Last week, Waste Dive published an opinion piece entitled "A broken link in the circular economy," in which author Scott Sherman outlined his concerns over a perceived rise in interest in new "waste-to-energy" facilities amid changes in recycling markets.
Waste Dive received a range of feedback and has decided to share two responses. We welcome any responses to this or other stories at [email protected]
The article by "ex-EPA" Scott Sherman in Waste Dive against WTE is on par with people who still maintain there is no such thing as global warming. Sherman disregards the fact that, despite all efforts and goodwill, previous research has shown that less than 30% of U.S. MSW is recycled and composted. The other 70% must go to either landfills or WTE power plants. The U.S. is behind other developed countries — and is getting behind the emerging China — because people like Sherman sidestep the problem of what is best to do with the inevitable post-recycling waste: WTE or landfilling?
Other developed countries have figured this out, as have nearly 500 U.S. communities who over the years have opted for spending a few more dollars on waste management by sending their post-recycling wastes to WTE power plants. By the way, the cost of replacing the age-old practice of landfilling by modern WTE technology (and, among other benefits, decreasing greenhouse gas emissions) is less than $40 per person in a country where the per capita GDP is $60,000.
Nickolas Themelis is a senior scientist and professor emeritus at Columbia University's Earth Engineering Center. He is also chair of the Global WTERT Council.
If one would adhere to the statements Scott Sherman made in his article — and it seems to be hitting on a specific sentiment in the U.S. — it is no wonder that many municipalities are continuing to follow ill concepts or misperceived principles that lead to high amounts of waste being landfilled.
There are some major differences between landfilling and WTE. Let's be clear, despite lobbying efforts to make them seem equal, landfilling is still the least sustainable and the very last thing you want to do when striving for a circular economy, period.
It is also important to recognize that there are major differences between incineration (1970s and earlier) and modern state-of-the-art thermal treatment processes — such as minimization of emissions, maximization of energy and recovery of materials such as metals, glass aggregate, etc. that would otherwise be lost in landfills.
Landfills should be the number one enemy of "zero waste" movements, environmental advocates and circular economic advocates. As landfills continue to operate, filling up with untreated municipal waste and more, "zero waste" and circular economic objectives will continue to be unachievable because landfilling is just too cheap.
There is a reason 27 countries in Europe agreed phasing out landfilling is pivotal in moving to protect citizens from the environmental effects of this least sustainable practice.

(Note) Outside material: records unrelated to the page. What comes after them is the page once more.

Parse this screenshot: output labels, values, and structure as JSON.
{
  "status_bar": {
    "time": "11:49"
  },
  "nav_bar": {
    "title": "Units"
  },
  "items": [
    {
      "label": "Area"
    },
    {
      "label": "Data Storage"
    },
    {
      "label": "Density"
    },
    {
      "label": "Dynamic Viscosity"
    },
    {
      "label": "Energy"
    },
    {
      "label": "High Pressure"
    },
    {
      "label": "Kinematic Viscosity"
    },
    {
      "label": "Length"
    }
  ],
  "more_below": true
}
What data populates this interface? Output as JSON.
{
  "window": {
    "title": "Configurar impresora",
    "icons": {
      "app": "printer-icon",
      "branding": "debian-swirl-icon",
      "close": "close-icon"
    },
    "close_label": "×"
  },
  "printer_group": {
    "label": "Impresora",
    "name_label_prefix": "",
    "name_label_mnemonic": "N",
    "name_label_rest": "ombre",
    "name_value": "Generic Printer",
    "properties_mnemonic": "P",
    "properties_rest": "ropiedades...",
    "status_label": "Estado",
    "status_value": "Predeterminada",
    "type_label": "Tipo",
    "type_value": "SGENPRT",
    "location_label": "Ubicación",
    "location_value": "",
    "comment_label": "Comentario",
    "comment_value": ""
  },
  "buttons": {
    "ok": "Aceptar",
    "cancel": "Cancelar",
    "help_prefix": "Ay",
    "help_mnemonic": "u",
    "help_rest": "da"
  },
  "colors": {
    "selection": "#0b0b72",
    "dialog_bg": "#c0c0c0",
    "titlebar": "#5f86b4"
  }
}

These black boxes (landfills) are ticking time bombs, and the facts are clear: phasing them out will result in higher recycling rates, higher avoidance efforts and less environmental impact from waste.
What is needed is an integrated waste management system that focuses on local recycling and recovery, versus a system of landfills and exporting of "recyclables" that are too contaminated to be of any use. That would also mean cities have to depart from the "single bin" recycling system, which was a bad idea from the start — nothing is more effective than separation versus commingling at the curbside.
To date, there is no better way to treat the organic toxins in waste than advanced thermal treatment based on the mass burn concept.
Philipp Schmidt-Pathmann, MBA, MIS is a waste management consultant and strategist based in Washington. He and his team of international experts focus on integrated sustainable waste management systems ranging from "zero waste," recycling, organics, thermal treatment technologies, landfilling, sewage, material and resource management, environmental and economic impacts to ocean cleanup. As part of their work, they have studied and analyzed the U.S. waste management system for more than two decades.